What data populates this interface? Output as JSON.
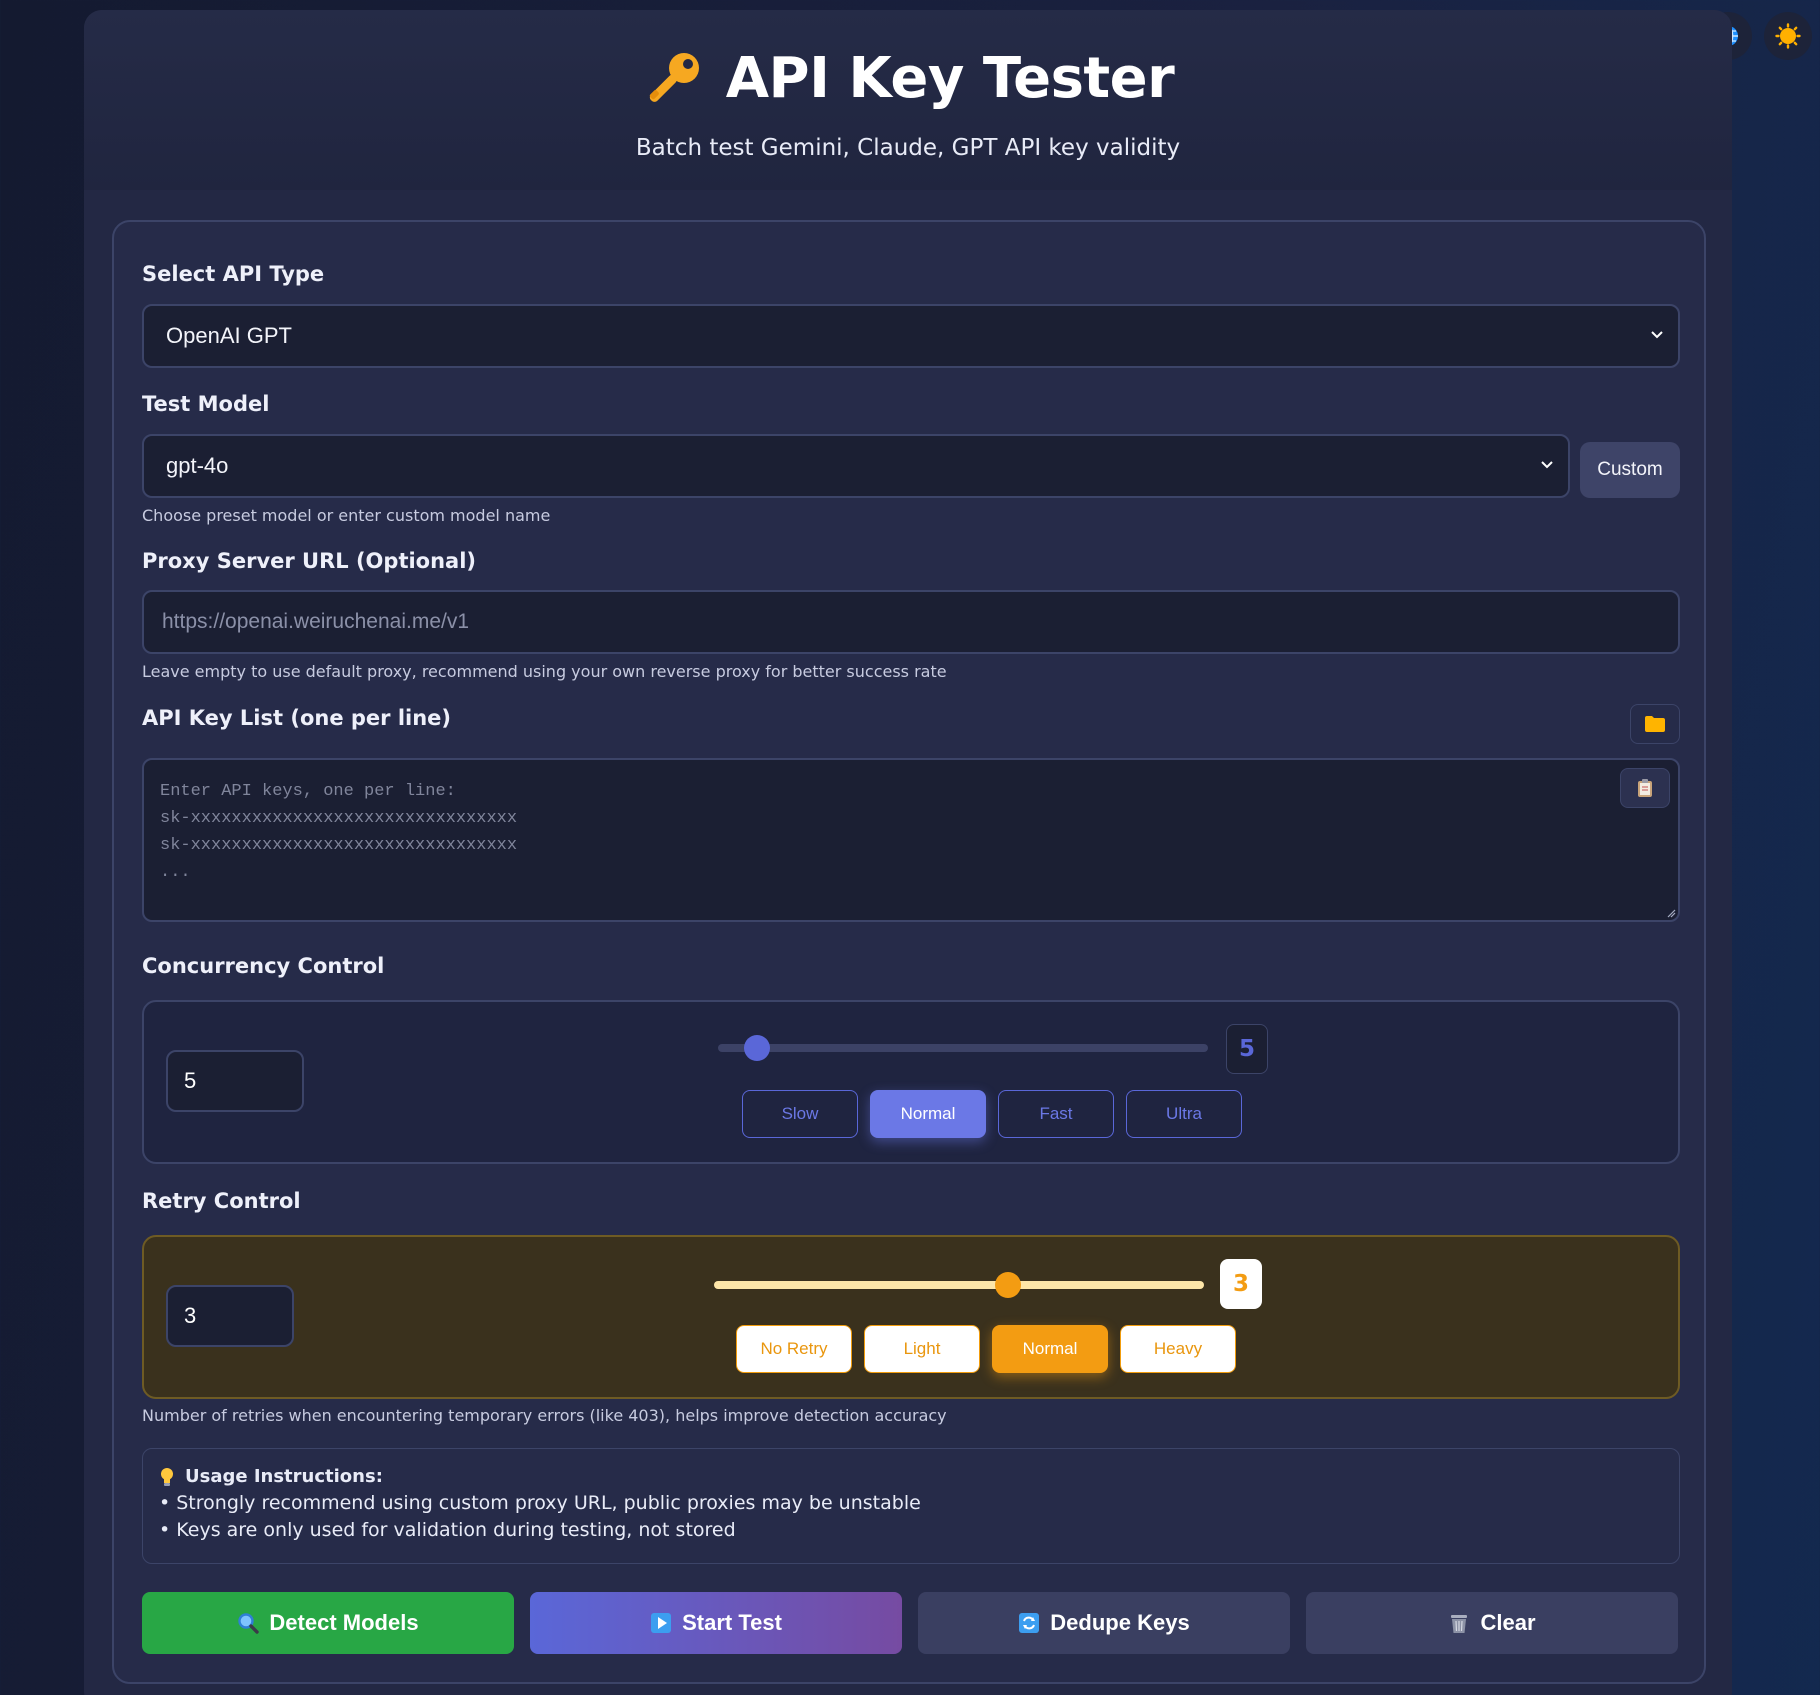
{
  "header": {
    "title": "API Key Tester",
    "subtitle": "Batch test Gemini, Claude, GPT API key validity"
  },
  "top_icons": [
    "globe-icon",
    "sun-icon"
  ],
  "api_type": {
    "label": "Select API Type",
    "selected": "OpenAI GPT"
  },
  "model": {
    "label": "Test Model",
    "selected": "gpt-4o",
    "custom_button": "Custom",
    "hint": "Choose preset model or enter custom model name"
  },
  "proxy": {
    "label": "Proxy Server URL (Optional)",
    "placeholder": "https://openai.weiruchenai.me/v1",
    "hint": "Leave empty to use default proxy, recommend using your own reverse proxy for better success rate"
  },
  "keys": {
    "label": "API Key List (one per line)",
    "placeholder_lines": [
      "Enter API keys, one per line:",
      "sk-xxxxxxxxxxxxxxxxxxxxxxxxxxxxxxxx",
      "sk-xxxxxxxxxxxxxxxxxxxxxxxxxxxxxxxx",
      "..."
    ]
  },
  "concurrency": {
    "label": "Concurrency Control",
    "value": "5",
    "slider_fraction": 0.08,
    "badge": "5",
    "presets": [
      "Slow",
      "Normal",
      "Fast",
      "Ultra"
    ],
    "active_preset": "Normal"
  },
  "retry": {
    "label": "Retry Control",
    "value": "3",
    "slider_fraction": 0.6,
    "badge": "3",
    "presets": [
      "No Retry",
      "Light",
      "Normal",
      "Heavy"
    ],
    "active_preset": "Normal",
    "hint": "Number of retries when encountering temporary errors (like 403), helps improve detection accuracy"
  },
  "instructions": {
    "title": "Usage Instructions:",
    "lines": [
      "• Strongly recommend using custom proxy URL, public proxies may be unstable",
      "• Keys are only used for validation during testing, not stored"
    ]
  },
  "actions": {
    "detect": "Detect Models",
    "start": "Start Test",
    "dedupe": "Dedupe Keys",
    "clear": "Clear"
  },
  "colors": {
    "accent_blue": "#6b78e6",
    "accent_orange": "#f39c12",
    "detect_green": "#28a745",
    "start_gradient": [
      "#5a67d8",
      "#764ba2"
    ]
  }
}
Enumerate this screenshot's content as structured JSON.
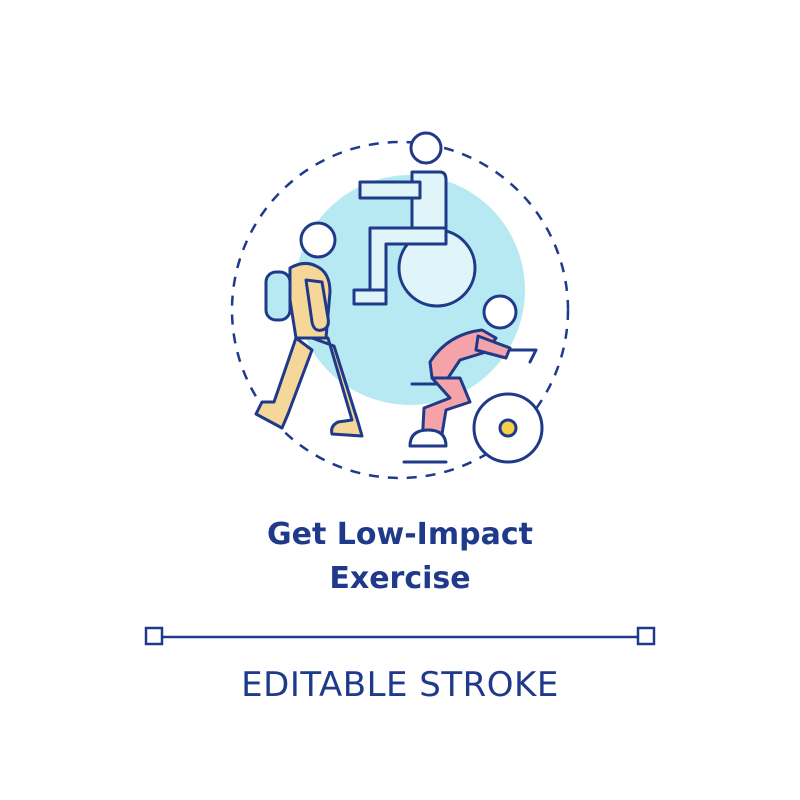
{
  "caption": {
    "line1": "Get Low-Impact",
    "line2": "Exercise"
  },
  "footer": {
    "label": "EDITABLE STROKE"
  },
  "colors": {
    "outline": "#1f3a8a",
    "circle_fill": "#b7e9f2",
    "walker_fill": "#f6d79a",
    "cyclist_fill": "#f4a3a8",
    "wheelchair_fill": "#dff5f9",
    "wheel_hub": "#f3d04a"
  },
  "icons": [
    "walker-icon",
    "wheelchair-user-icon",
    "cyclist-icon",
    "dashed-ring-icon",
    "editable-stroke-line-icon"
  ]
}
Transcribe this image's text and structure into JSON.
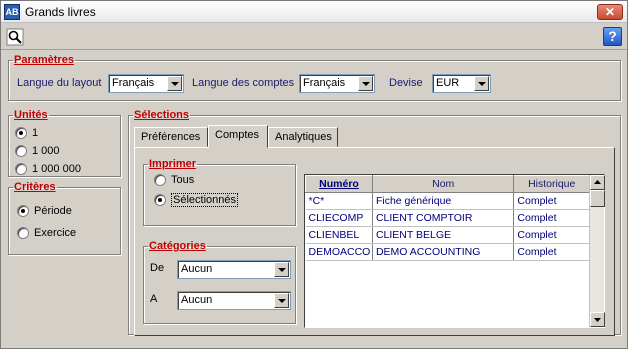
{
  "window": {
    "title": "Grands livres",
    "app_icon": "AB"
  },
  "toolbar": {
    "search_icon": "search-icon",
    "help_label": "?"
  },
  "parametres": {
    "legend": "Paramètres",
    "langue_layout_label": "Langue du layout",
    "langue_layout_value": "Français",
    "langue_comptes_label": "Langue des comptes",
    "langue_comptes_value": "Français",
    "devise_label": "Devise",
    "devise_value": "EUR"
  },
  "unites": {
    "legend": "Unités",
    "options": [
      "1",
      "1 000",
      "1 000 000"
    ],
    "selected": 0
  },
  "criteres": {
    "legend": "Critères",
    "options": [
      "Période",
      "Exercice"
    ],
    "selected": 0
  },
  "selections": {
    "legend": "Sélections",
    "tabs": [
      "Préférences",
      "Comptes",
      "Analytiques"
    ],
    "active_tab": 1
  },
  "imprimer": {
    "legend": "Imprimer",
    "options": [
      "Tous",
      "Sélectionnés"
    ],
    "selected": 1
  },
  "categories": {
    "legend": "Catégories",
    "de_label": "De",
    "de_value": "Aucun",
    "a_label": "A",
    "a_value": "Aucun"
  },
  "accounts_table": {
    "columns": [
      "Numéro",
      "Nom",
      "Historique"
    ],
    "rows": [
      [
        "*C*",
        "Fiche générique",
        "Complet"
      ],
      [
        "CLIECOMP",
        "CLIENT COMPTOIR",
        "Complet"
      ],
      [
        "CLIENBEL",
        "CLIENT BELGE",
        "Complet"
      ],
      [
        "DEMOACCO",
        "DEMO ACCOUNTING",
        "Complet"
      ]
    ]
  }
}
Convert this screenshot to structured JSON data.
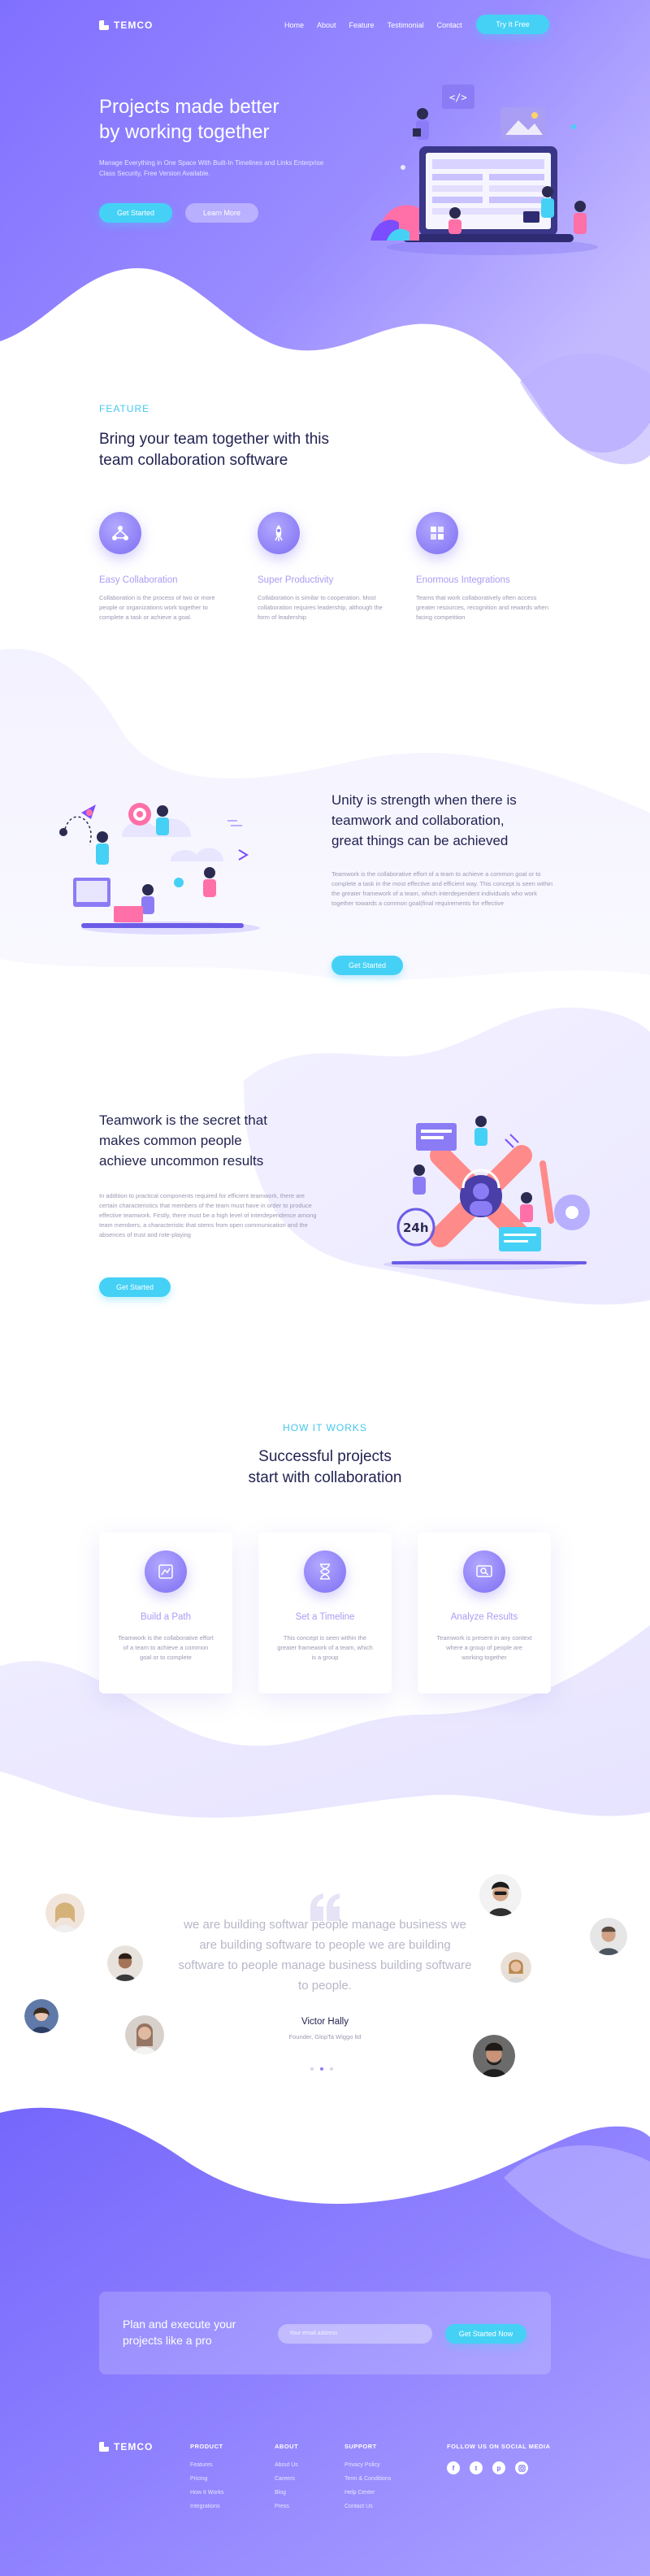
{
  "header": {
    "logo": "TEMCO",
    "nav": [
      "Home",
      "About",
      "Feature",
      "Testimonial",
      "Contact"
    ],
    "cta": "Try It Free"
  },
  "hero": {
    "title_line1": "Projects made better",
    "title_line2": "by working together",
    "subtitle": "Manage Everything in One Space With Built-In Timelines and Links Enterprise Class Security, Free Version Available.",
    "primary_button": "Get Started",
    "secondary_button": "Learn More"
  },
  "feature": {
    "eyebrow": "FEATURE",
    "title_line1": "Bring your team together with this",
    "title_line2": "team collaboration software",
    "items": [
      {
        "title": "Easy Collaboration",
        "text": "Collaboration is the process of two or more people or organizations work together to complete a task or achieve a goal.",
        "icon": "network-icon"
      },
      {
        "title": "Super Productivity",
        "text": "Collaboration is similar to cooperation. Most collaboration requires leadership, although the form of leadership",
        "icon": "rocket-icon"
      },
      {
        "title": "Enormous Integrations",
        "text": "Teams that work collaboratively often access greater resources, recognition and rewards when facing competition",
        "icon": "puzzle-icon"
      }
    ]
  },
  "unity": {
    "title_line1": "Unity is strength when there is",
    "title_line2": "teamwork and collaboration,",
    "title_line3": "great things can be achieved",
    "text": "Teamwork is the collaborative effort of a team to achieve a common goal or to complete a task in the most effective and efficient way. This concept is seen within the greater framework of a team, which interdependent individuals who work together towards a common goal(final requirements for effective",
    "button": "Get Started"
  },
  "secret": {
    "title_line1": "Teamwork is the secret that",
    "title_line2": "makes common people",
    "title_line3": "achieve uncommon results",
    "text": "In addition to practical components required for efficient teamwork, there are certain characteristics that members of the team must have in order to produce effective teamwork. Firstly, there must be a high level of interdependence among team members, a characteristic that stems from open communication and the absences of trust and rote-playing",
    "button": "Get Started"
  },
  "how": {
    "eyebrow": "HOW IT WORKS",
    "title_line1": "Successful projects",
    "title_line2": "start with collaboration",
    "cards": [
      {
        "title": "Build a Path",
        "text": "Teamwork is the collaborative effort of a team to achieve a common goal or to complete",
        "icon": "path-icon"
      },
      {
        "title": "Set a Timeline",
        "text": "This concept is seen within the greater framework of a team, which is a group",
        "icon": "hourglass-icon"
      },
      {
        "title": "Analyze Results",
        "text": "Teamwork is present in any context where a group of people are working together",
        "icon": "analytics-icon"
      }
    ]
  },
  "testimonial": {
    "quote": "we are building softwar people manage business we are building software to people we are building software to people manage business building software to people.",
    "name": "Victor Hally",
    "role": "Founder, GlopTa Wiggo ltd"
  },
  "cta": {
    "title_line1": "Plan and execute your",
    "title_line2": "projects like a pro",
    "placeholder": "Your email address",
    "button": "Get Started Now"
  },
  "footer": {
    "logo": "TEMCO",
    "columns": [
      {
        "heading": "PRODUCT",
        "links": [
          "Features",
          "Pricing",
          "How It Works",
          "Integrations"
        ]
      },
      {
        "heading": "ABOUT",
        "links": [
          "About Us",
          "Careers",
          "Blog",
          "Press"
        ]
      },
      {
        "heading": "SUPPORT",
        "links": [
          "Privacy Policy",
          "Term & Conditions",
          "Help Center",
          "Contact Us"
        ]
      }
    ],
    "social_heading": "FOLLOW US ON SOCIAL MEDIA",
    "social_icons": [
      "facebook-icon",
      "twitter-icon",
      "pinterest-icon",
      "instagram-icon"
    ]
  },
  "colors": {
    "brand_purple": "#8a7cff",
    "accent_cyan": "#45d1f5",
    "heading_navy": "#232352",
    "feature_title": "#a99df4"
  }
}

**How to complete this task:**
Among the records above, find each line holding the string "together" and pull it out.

**Exercise solution:**
    "title_line2": "by working together",
    "title_line1": "Bring your team together with this",
        "text": "Collaboration is the process of two or more people or organizations work together to complete a task or achieve a goal.",
    "text": "Teamwork is the collaborative effort of a team to achieve a common goal or to complete a task in the most effective and efficient way. This concept is seen within the greater framework of a team, which interdependent individuals who work together towards a common goal(final requirements for effective",
        "text": "Teamwork is present in any context where a group of people are working together",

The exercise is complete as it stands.